IPA requested a review the current probiotics industry climate with Codex, with the main goal of establishing a more consistent framework for the category. The organization aims to create eligibility criteria and guidelines for the production of probiotic products, with the intention of helping global regulatory agencies construct their own methods of oversight.
An essential step in this process includes redefining the generally accepted definition of “probiotic.” The definition—which was established in a joint Food and Agriculture Organization/World Health Organization (FAO/WHO) Expert Consultation on Evaluation of Health and Nutritional Properties of Probiotics in Food including Powder Milk with Live Lactic Acid Bacteria in 2001, (and revised by Hill et al. in 2014)—refers to probiotics as “Live microorganisms that, when administered in adequate amounts, confer a health benefit on the host.” However, IPA recognized the global problem of products being sold as probiotics that do not meet this definition.
According to IPA Executive Director George Paraskevakos, this FAO/WHO definition is “well respected from not only the probiotic community, but also the scientific and regulatory communities since its inception.” However, he said, this definition “only provides a very general guidance for the recognition of the health benefit and consumer demand for probiotic foods, in a world where a global regulatory landscape is not harmonized. Due to the technological and scientific advances within the probiotic industry since the FAO/WHO work, we are now at a crossroads and a broader scope is required to include these advancements into new guidelines.”
Guidelines & Standards
The FAO/WHO Consultation in 2001, and the subsequent Expert Working Group, created a methodology for evaluating probiotics and criteria for substantiating health claims for probiotic foods (but not bio therapeutic agents or probiotics not included in food). These guidelines helped lay the groundwork for the initial oversight of the emerging probiotic category, despite the lack of international consensus.
Yet, as more probiotic products have made their way to the international marketplace, and as the science supporting the health benefits of probiotics has evolved with time, IPA recognized the need for revisiting this initial framework.
Discussing the need for a more unified probiotic industry, Mr. Paraskevakos expressed that, “The lack of harmonization in industry practice and legislation remains and often leads to serious issues and concerns for the probiotics industry, regulators, and even consumers in regard of quality, safety, and labeling.”
IPA believes that an organized framework for probiotic products will provide a guideline for global regulatory agencies to build probiotics-focused regulations, he explained. “The establishment of global requirements will satisfy the triumvirate of authorities, consumers and industry, and will certainly lead to better consumer satisfaction, health, and well-being.
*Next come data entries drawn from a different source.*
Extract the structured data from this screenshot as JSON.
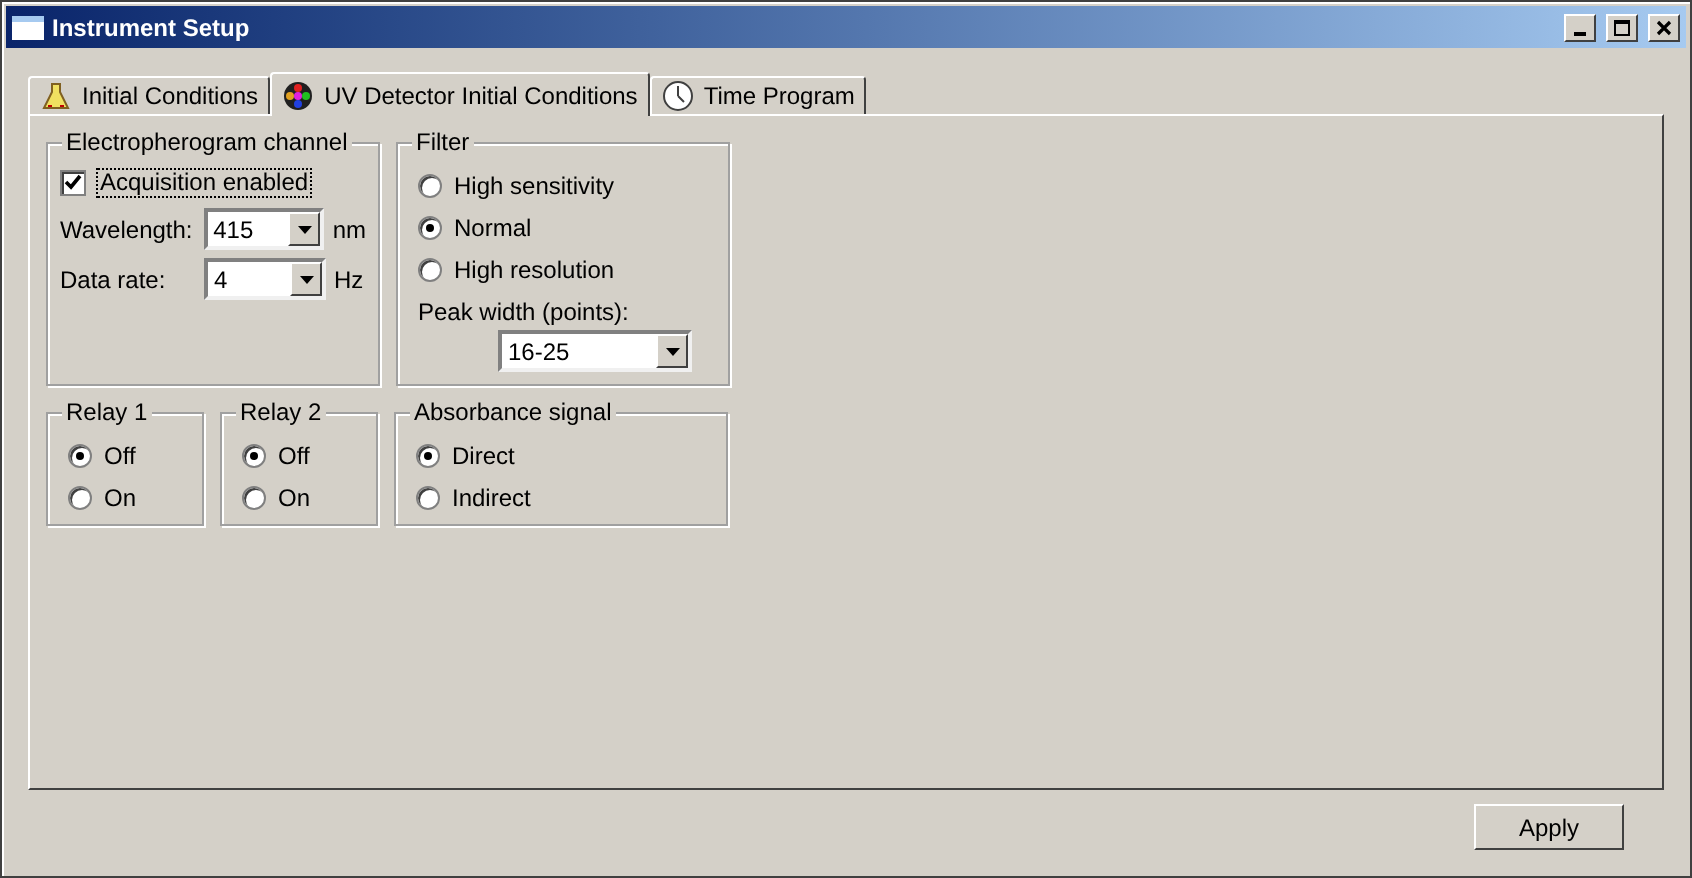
{
  "window": {
    "title": "Instrument Setup"
  },
  "tabs": [
    {
      "label": "Initial Conditions",
      "selected": false
    },
    {
      "label": "UV Detector Initial Conditions",
      "selected": true
    },
    {
      "label": "Time Program",
      "selected": false
    }
  ],
  "channel": {
    "title": "Electropherogram channel",
    "acquisition": {
      "label": "Acquisition enabled",
      "checked": true
    },
    "fields": [
      {
        "label": "Wavelength:",
        "value": "415",
        "unit": "nm"
      },
      {
        "label": "Data rate:",
        "value": "4",
        "unit": "Hz"
      }
    ]
  },
  "filter": {
    "title": "Filter",
    "options": [
      {
        "label": "High sensitivity",
        "selected": false
      },
      {
        "label": "Normal",
        "selected": true
      },
      {
        "label": "High resolution",
        "selected": false
      }
    ],
    "peak_width": {
      "label": "Peak width (points):",
      "value": "16-25"
    }
  },
  "relays": [
    {
      "title": "Relay 1",
      "options": [
        {
          "label": "Off",
          "selected": true
        },
        {
          "label": "On",
          "selected": false
        }
      ]
    },
    {
      "title": "Relay 2",
      "options": [
        {
          "label": "Off",
          "selected": true
        },
        {
          "label": "On",
          "selected": false
        }
      ]
    }
  ],
  "absorbance": {
    "title": "Absorbance signal",
    "options": [
      {
        "label": "Direct",
        "selected": true
      },
      {
        "label": "Indirect",
        "selected": false
      }
    ]
  },
  "buttons": [
    "Apply"
  ]
}
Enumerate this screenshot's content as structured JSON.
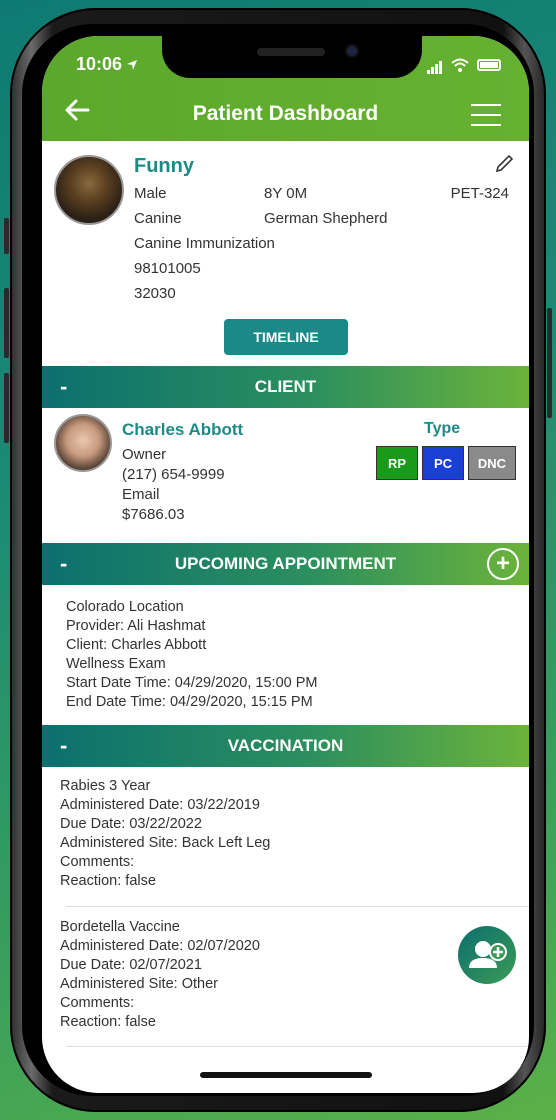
{
  "status_bar": {
    "time": "10:06"
  },
  "header": {
    "title": "Patient Dashboard"
  },
  "patient": {
    "name": "Funny",
    "sex": "Male",
    "age": "8Y 0M",
    "pet_id": "PET-324",
    "species": "Canine",
    "breed": "German Shepherd",
    "line3": "Canine Immunization",
    "line4": "98101005",
    "line5": "32030",
    "timeline_label": "TIMELINE"
  },
  "client_section": {
    "title": "CLIENT",
    "collapse": "-",
    "name": "Charles Abbott",
    "role": "Owner",
    "phone": "(217) 654-9999",
    "email": "Email",
    "balance": "$7686.03",
    "type_label": "Type",
    "tags": [
      {
        "label": "RP",
        "color": "#1a9a1a"
      },
      {
        "label": "PC",
        "color": "#1a3fd6"
      },
      {
        "label": "DNC",
        "color": "#8a8a8a"
      }
    ]
  },
  "appointment_section": {
    "title": "UPCOMING APPOINTMENT",
    "collapse": "-",
    "add": "+",
    "location": "Colorado Location",
    "provider": "Provider: Ali Hashmat",
    "client": "Client: Charles Abbott",
    "type": "Wellness Exam",
    "start": "Start Date Time: 04/29/2020, 15:00 PM",
    "end": "End Date Time: 04/29/2020, 15:15 PM"
  },
  "vaccination_section": {
    "title": "VACCINATION",
    "collapse": "-",
    "items": [
      {
        "name": "Rabies 3 Year",
        "administered": "Administered Date: 03/22/2019",
        "due": "Due Date: 03/22/2022",
        "site": "Administered Site: Back Left Leg",
        "comments": "Comments:",
        "reaction": "Reaction: false"
      },
      {
        "name": "Bordetella Vaccine",
        "administered": "Administered Date: 02/07/2020",
        "due": "Due Date: 02/07/2021",
        "site": "Administered Site: Other",
        "comments": "Comments:",
        "reaction": "Reaction: false"
      }
    ]
  },
  "icons": {
    "back": "arrow-left-icon",
    "menu": "hamburger-menu-icon",
    "edit": "pencil-icon",
    "add_user": "add-user-icon"
  },
  "colors": {
    "header_green": "#67b131",
    "teal": "#1e8a86",
    "section_gradient_start": "#0d6f6f",
    "section_gradient_end": "#6cb33b"
  }
}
Moreover, the development of guidelines and a harmonized framework for probiotics, including general specifications and considerations is necessary to ensure and sustain quality probiotic products on a global scale.”
To encourage the same level of quality and manufacturing requirements across all probiotic products in the international marketplace, IPA called for the development of an Alimentarius guidance or standard to more clearly define what constitutes a safe and effective probiotic supplement of food.
Proposing to initiate a dedicated “New Work on Harmonized Probiotic Guidelines for Use in Foods and Dietary Supplements,” the IPA delegation was met with support for its suggested endeavor. With approval from many national delegations, Argentina’s delegation requested to take the lead in this task, and committed to preparing a document on the content and scope of the new work at next year’s CCNFSDU meeting.
In addition to redefining probiotics and building upon the criteria introduced by FAO/WHO, the new work will look to establish safety criteria, manufacturing standards, and determining effective dosage thresholds.
The plan set into action at the CCNFSDU meeting is the start of a lengthy, highly regimented process, Mr. Paraskevakos explained. “As the activities within Codex are strictly regulated and protocol-oriented, we expect this work will be long term. But the IPA considers it an essential part of the process for the harmonization of the probiotic framework.”
Looking ahead, Mr. Paraskevakos said Argentina will begin working on a discussion paper, which will form the basis for the project document for new work on probiotics. This, he said, will be submitted at the next CCNFSDU meeting in November 2018, “where an electronic Working Group of interested countries will be established and the process for establishing a new framework begins.”